═══ AVAILABLE DATA

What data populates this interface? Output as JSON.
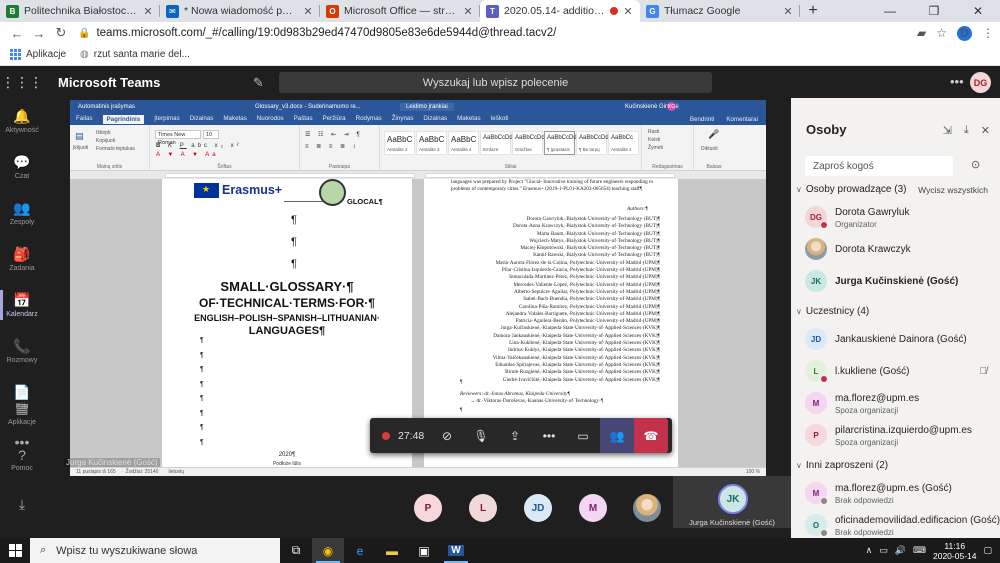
{
  "browser": {
    "tabs": [
      {
        "title": "Politechnika Białostocka - Serwer",
        "favicon": "B",
        "color": "#1e7d32",
        "active": false
      },
      {
        "title": "* Nowa wiadomość pocztowa",
        "favicon": "✉",
        "color": "#0a66c2",
        "active": false
      },
      {
        "title": "Microsoft Office — strona główna",
        "favicon": "O",
        "color": "#d83b01",
        "active": false
      },
      {
        "title": "2020.05.14- additional meeting",
        "favicon": "T",
        "color": "#5b5fc7",
        "active": true
      },
      {
        "title": "Tłumacz Google",
        "favicon": "G",
        "color": "#4285f4",
        "active": false
      }
    ],
    "url": "teams.microsoft.com/_#/calling/19:0d983b29ed47470d9805e83e6de5944d@thread.tacv2/",
    "profile_initial": "D",
    "bookmarks": [
      {
        "label": "Aplikacje",
        "icon": "apps-grid-icon"
      },
      {
        "label": "rzut santa marie del...",
        "icon": "globe-icon"
      }
    ]
  },
  "teams": {
    "app_title": "Microsoft Teams",
    "search_placeholder": "Wyszukaj lub wpisz polecenie",
    "user_initials": "DG",
    "rail": [
      {
        "label": "Aktywność",
        "icon": "bell-icon",
        "glyph": "🔔"
      },
      {
        "label": "Czat",
        "icon": "chat-icon",
        "glyph": "💬"
      },
      {
        "label": "Zespoły",
        "icon": "teams-icon",
        "glyph": "👥"
      },
      {
        "label": "Zadania",
        "icon": "assignments-icon",
        "glyph": "🎒"
      },
      {
        "label": "Kalendarz",
        "icon": "calendar-icon",
        "glyph": "📅"
      },
      {
        "label": "Rozmowy",
        "icon": "phone-icon",
        "glyph": "📞"
      },
      {
        "label": "Pliki",
        "icon": "files-icon",
        "glyph": "📄"
      },
      {
        "label": "",
        "icon": "more-icon",
        "glyph": "•••"
      }
    ],
    "rail_bottom": [
      {
        "label": "Aplikacje",
        "icon": "apps-icon",
        "glyph": "▦"
      },
      {
        "label": "Pomoc",
        "icon": "help-icon",
        "glyph": "?"
      }
    ]
  },
  "word": {
    "title_left": "Automatinis įrašymas",
    "filename": "Glossary_v3.docx - Suderinamumo re...",
    "mode": "Leidimo įrankiai",
    "user": "Kučinskienė Gintarė",
    "user_initials": "KG",
    "tabs": [
      "Failas",
      "Pagrindinis",
      "Įterpimas",
      "Dizainas",
      "Maketas",
      "Nuorodos",
      "Paštas",
      "Peržiūra",
      "Rodymas",
      "Žinynas",
      "Dizainas",
      "Maketas",
      "Ieškoti"
    ],
    "tabs_right": [
      "Bendrinti",
      "Komentarai"
    ],
    "clipboard": [
      "Iškirpti",
      "Kopijuoti",
      "Formato teptukas"
    ],
    "paste_label": "Įklijuoti",
    "group_labels": [
      "Mainų sritis",
      "Šriftas",
      "Pastraipa",
      "Stiliai",
      "Redagavimas",
      "Balsas"
    ],
    "font_name": "Times New Roman",
    "font_size": "10",
    "styles": [
      {
        "big": "AaBbC",
        "small": "Antraštė 2"
      },
      {
        "big": "AaBbC",
        "small": "Antraštė 3"
      },
      {
        "big": "AaBbC",
        "small": "Antraštė 4"
      },
      {
        "big": "AaBbCcDd",
        "small": "Emfazė"
      },
      {
        "big": "AaBbCcDc",
        "small": "Griežtas"
      },
      {
        "big": "AaBbCcDd",
        "small": "¶ Įprastasis"
      },
      {
        "big": "AaBbCcDd",
        "small": "¶ Be tarpų"
      },
      {
        "big": "AaBbCc",
        "small": "Antraštė 1"
      }
    ],
    "editing": [
      "Rasti",
      "Keisti",
      "Žymėti"
    ],
    "dictate": "Diktuoti",
    "status_left": "11 puslapis iš 165",
    "status_words": "Žodžiai: 25140",
    "status_lang": "lietuvių",
    "status_zoom": "100 %",
    "page1": {
      "erasmus": "Erasmus+",
      "glocal": "GLOCAL¶",
      "title1": "SMALL·GLOSSARY·¶",
      "title2": "OF·TECHNICAL·TERMS·FOR·¶",
      "title3": "ENGLISH–POLISH–SPANISH–LITHUANIAN·",
      "title4": "LANGUAGES¶",
      "pilcrow": "¶",
      "year": "2020¶",
      "footer": "Podłoże lūlis"
    },
    "page2": {
      "intro": "languages was prepared by Project \"Glocal- Innovative training of future engineers responding to problems of contemporary cities.\" Erasmus+ (2019-1-PL01-KA203-065654) teaching staff¶",
      "authors_label": "Authors:¶",
      "authors": [
        "Dorota·Gawryluk,·Bialystok·University·of·Technology·(BUT)¶",
        "Dorota·Anna·Krawczyk,·Bialystok·University·of·Technology·(BUT)¶",
        "Marta·Baum,·Bialystok·University·of·Technology·(BUT)¶",
        "Wojciech·Matys,·Bialystok·University·of·Technology·(BUT)¶",
        "Maciej·Kłopotowski,·Bialystok·University·of·Technology·(BUT)¶",
        "Kamil·Rawski,·Bialystok·University·of·Technology·(BUT)¶",
        "María·Aurora·Flórez·de·la·Colina,·Polytechnic·University·of·Madrid·(UPM)¶",
        "Pilar·Cristina·Izquierdo-Gracia,·Polytechnic·University·of·Madrid·(UPM)¶",
        "Inmaculada·Martínez·Pérez,·Polytechnic·University·of·Madrid·(UPM)¶",
        "Mercedes·Valiente·López,·Polytechnic·University·of·Madrid·(UPM)¶",
        "Alberto·Sepulcre·Aguilar,·Polytechnic·University·of·Madrid·(UPM)¶",
        "Isabel·Bach·Buendía,·Polytechnic·University·of·Madrid·(UPM)¶",
        "Carolina·Piña·Ramírez,·Polytechnic·University·of·Madrid·(UPM)¶",
        "Alejandra·Vidales·Barriguete,·Polytechnic·University·of·Madrid·(UPM)¶",
        "Patricia·Aguilera·Benito,·Polytechnic·University·of·Madrid·(UPM)¶",
        "Jurga·Kučinskienė,·Klaipeda·State·University·of·Applied·Sciences·(KVK)¶",
        "Dainora·Jankauskienė,·Klaipeda·State·University·of·Applied·Sciences·(KVK)¶",
        "Lina·Kuklienė,·Klaipeda·State·University·of·Applied·Sciences·(KVK)¶",
        "Indrius·Kuklys,·Klaipeda·State·University·of·Applied·Sciences·(KVK)¶",
        "Vilma·Vaičekauskienė,·Klaipeda·State·University·of·Applied·Sciences·(KVK)¶",
        "Eduardas·Spiriajevas,·Klaipeda·State·University·of·Applied·Sciences·(KVK)¶",
        "Birutė·Ruzgienė,·Klaipeda·State·University·of·Applied·Sciences·(KVK)¶",
        "Giedrė·Ivavičiūtė,·Klaipeda·State·University·of·Applied·Sciences·(KVK)¶"
      ],
      "reviewers": "Reviewers:·dr.·Jonas·Abromas,·Klaipeda·University¶",
      "reviewer2": "→ dr.·Viktoras·Doroševas,·Kaunas·University·of·Technology·¶"
    }
  },
  "meeting": {
    "presenter_label": "Jurga Kučinskienė (Gość)",
    "timer": "27:48",
    "gallery": [
      {
        "initials": "P",
        "bg": "#f6d7dc",
        "fg": "#8e192e"
      },
      {
        "initials": "L",
        "bg": "#f0d9d9",
        "fg": "#8e192e"
      },
      {
        "initials": "JD",
        "bg": "#dbe9f7",
        "fg": "#1b5a9c"
      },
      {
        "initials": "M",
        "bg": "#f3d6ef",
        "fg": "#8a1a7d"
      }
    ],
    "speaker": {
      "initials": "JK",
      "name": "Jurga Kučinskienė (Gość)"
    }
  },
  "people": {
    "title": "Osoby",
    "invite_placeholder": "Zaproś kogoś",
    "mute_all": "Wycisz wszystkich",
    "sections": [
      {
        "header": "Osoby prowadzące (3)",
        "people": [
          {
            "name": "Dorota Gawryluk",
            "sub": "Organizator",
            "initials": "DG",
            "bg": "#f3d6d8",
            "fg": "#a4262c",
            "status": "#c4314b",
            "bold": false,
            "photo": false
          },
          {
            "name": "Dorota Krawczyk",
            "sub": "",
            "initials": "",
            "bg": "",
            "fg": "",
            "status": "",
            "bold": false,
            "photo": true
          },
          {
            "name": "Jurga Kučinskienė (Gość)",
            "sub": "",
            "initials": "JK",
            "bg": "#cbe7e3",
            "fg": "#1a6e67",
            "status": "",
            "bold": true,
            "photo": false
          }
        ]
      },
      {
        "header": "Uczestnicy (4)",
        "people": [
          {
            "name": "Jankauskienė Dainora (Gość)",
            "sub": "",
            "initials": "JD",
            "bg": "#dbe9f7",
            "fg": "#1b5a9c",
            "status": "",
            "bold": false,
            "photo": false
          },
          {
            "name": "l.kukliene (Gość)",
            "sub": "",
            "initials": "L",
            "bg": "#e3f1dc",
            "fg": "#3b7a1f",
            "status": "#c4314b",
            "bold": false,
            "photo": false,
            "mic_off": true
          },
          {
            "name": "ma.florez@upm.es",
            "sub": "Spoza organizacji",
            "initials": "M",
            "bg": "#f3d6ef",
            "fg": "#8a1a7d",
            "status": "",
            "bold": false,
            "photo": false
          },
          {
            "name": "pilarcristina.izquierdo@upm.es",
            "sub": "Spoza organizacji",
            "initials": "P",
            "bg": "#f6d7dc",
            "fg": "#8e192e",
            "status": "",
            "bold": false,
            "photo": false
          }
        ]
      },
      {
        "header": "Inni zaproszeni (2)",
        "people": [
          {
            "name": "ma.florez@upm.es (Gość)",
            "sub": "Brak odpowiedzi",
            "initials": "M",
            "bg": "#f3d6ef",
            "fg": "#8a1a7d",
            "status": "#8a8886",
            "bold": false,
            "photo": false
          },
          {
            "name": "oficinademovilidad.edificacion (Gość)",
            "sub": "Brak odpowiedzi",
            "initials": "O",
            "bg": "#d5ecec",
            "fg": "#1a6e67",
            "status": "#8a8886",
            "bold": false,
            "photo": false
          }
        ]
      }
    ]
  },
  "taskbar": {
    "search_placeholder": "Wpisz tu wyszukiwane słowa",
    "time": "11:16",
    "date": "2020-05-14",
    "apps": [
      {
        "name": "task-view-icon",
        "glyph": "⧉"
      },
      {
        "name": "chrome-icon",
        "glyph": "◉"
      },
      {
        "name": "edge-icon",
        "glyph": "e"
      },
      {
        "name": "file-explorer-icon",
        "glyph": "▬"
      },
      {
        "name": "store-icon",
        "glyph": "▣"
      },
      {
        "name": "word-icon",
        "glyph": "W"
      }
    ]
  }
}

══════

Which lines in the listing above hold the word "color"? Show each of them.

        "color": "#1e7d32",
        "color": "#0a66c2",
        "color": "#d83b01",
        "color": "#5b5fc7",
        "color": "#4285f4",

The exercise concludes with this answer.